The never ending debate of Film vs Digital; Top DPs discuss the differences and evolution
It’s the debate that just won’t go away. Whether photography or cinema, film vs digital is a constant source of both controversy and amusement. In this video from Cooke Optics, we hear some insights from a different perspective. Heavyweight DPs such as Phil Meheux (Casino Royale), Sean Bobbitt (12 Years a Slave), John Mathieson (X-Men: First Class) and many others offer their insights.
While some of their opinions are of a technical nature, a lot of it boils down to personal preference and workflow. Some prefer the look and character of film. Others prefer the efficiency of shooting digitally.
While the video does centre around the world of cinema, a lot of it rings true for stills photography as well.
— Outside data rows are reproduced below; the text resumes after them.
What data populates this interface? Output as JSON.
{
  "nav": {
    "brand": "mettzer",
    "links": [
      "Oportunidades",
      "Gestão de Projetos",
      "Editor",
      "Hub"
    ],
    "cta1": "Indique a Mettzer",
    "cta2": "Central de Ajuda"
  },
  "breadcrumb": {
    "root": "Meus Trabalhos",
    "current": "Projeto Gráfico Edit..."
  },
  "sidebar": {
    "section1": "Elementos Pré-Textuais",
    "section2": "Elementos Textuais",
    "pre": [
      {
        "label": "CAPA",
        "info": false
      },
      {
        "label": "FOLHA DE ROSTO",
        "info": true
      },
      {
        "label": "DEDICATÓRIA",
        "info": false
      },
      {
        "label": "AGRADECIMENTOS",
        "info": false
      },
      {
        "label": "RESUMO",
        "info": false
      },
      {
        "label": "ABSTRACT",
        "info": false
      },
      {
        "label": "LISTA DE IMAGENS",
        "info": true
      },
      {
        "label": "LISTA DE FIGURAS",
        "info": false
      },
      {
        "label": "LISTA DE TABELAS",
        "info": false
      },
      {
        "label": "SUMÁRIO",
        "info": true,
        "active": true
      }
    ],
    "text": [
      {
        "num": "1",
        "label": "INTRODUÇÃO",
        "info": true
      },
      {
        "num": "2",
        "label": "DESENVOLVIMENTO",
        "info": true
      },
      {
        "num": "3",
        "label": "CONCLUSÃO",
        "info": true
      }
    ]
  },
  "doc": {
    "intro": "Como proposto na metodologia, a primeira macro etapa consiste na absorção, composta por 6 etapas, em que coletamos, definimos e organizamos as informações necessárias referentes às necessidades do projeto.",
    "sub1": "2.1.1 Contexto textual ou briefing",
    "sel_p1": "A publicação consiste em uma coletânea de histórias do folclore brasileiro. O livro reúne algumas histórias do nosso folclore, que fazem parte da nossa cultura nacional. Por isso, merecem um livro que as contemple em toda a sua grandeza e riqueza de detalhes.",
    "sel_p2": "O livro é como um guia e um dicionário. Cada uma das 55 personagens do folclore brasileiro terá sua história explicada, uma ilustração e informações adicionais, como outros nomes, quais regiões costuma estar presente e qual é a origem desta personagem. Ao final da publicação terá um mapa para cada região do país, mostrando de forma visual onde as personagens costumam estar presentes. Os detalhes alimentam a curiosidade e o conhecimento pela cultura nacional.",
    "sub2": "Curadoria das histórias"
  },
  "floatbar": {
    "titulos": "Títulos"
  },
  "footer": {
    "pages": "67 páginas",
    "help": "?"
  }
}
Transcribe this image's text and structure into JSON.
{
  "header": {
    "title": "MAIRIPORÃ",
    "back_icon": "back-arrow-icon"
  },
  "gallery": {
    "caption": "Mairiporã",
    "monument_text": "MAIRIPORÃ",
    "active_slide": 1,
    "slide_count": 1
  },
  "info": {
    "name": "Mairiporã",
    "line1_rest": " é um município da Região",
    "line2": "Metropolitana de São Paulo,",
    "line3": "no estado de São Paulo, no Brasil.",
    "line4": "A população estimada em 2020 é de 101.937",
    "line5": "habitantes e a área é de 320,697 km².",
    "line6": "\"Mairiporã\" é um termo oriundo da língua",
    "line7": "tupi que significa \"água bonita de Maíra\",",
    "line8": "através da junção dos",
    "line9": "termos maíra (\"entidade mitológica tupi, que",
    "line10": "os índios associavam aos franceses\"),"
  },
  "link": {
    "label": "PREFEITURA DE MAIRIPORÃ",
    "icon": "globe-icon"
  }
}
There are some parallel debates between the two worlds.
Film is and was so expensive and you could load so little, that you took fewer takes. With digital, there is a tendency to overshoot, and record more takes, just because it requires little extra effort on the part of the camera crew. That’s one of the big arguments for film with stills, too. “It slows you down”, “it makes you think more”, “you waste less shots”.
The ultimate message, though, is a simple one. Content is king. If the idea and story are there, it really doesn’t matter what you shoot it on. The principles of photography don’t change either way. That was the conclusion drawn pretty much unanimously from each of the DPs, regardless of which they prefer.
So, shoot stories, not cameras. Have a good message, a good story, and people will see beyond what it was created with.
Do you prefer one over the other? Are you forced to shoot digital and pine for the days of film? Do you not miss film one bit and are so pleased with the new digital world? Or do you still shoot both? Let us know what you think in the comments.
[via No Film School]
John Aldred is a photographer with over 20 years of experience in the portrait and commercial worlds. He is based in Scotland and has been an early adopter – and occasional beta tester – of almost every digital imaging technology in that time. As well as his creative visual work, John uses 3D printing, electronics and programming to create his own photography and filmmaking tools and consults for a number of brands across the industry.